Set down the full data below exactly as given, please.

*** INFORMATION Section Begins ***

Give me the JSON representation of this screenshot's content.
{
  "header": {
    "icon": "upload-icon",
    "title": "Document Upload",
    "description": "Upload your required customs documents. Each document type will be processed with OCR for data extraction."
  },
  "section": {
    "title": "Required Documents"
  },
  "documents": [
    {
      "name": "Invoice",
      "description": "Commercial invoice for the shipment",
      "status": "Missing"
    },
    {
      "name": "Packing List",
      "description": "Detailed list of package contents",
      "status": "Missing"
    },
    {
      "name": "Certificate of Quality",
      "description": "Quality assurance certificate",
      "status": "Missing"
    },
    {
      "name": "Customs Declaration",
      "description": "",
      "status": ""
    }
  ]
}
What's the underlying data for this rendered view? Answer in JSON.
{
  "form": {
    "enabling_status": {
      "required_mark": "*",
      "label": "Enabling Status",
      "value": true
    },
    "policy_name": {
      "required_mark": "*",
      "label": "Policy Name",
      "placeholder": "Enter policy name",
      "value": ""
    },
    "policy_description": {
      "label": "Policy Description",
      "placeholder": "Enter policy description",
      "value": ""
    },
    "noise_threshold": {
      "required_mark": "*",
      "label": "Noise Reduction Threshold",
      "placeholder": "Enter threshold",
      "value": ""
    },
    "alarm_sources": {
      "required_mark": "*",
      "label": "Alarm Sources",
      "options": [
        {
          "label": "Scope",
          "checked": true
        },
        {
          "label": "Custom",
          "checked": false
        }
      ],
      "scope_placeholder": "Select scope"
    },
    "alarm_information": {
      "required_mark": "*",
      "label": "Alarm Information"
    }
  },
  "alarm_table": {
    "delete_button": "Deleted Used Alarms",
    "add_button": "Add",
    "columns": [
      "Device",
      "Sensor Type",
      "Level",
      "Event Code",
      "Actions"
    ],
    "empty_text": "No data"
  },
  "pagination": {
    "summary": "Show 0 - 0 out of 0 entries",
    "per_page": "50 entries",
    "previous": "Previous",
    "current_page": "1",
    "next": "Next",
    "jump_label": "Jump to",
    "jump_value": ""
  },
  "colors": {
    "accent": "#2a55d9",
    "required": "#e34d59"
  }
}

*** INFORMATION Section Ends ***

▶ [ANSWER TO THIS TASK]:
Give me the JSON representation of this screenshot's content.
{
  "header": {
    "icon": "upload-icon",
    "title": "Document Upload",
    "description": "Upload your required customs documents. Each document type will be processed with OCR for data extraction."
  },
  "section": {
    "title": "Required Documents"
  },
  "documents": [
    {
      "name": "Invoice",
      "description": "Commercial invoice for the shipment",
      "status": "Missing"
    },
    {
      "name": "Packing List",
      "description": "Detailed list of package contents",
      "status": "Missing"
    },
    {
      "name": "Certificate of Quality",
      "description": "Quality assurance certificate",
      "status": "Missing"
    },
    {
      "name": "Customs Declaration",
      "description": "",
      "status": ""
    }
  ]
}
What's the underlying data for this rendered view? Answer in JSON.
{
  "form": {
    "enabling_status": {
      "required_mark": "*",
      "label": "Enabling Status",
      "value": true
    },
    "policy_name": {
      "required_mark": "*",
      "label": "Policy Name",
      "placeholder": "Enter policy name",
      "value": ""
    },
    "policy_description": {
      "label": "Policy Description",
      "placeholder": "Enter policy description",
      "value": ""
    },
    "noise_threshold": {
      "required_mark": "*",
      "label": "Noise Reduction Threshold",
      "placeholder": "Enter threshold",
      "value": ""
    },
    "alarm_sources": {
      "required_mark": "*",
      "label": "Alarm Sources",
      "options": [
        {
          "label": "Scope",
          "checked": true
        },
        {
          "label": "Custom",
          "checked": false
        }
      ],
      "scope_placeholder": "Select scope"
    },
    "alarm_information": {
      "required_mark": "*",
      "label": "Alarm Information"
    }
  },
  "alarm_table": {
    "delete_button": "Deleted Used Alarms",
    "add_button": "Add",
    "columns": [
      "Device",
      "Sensor Type",
      "Level",
      "Event Code",
      "Actions"
    ],
    "empty_text": "No data"
  },
  "pagination": {
    "summary": "Show 0 - 0 out of 0 entries",
    "per_page": "50 entries",
    "previous": "Previous",
    "current_page": "1",
    "next": "Next",
    "jump_label": "Jump to",
    "jump_value": ""
  },
  "colors": {
    "accent": "#2a55d9",
    "required": "#e34d59"
  }
}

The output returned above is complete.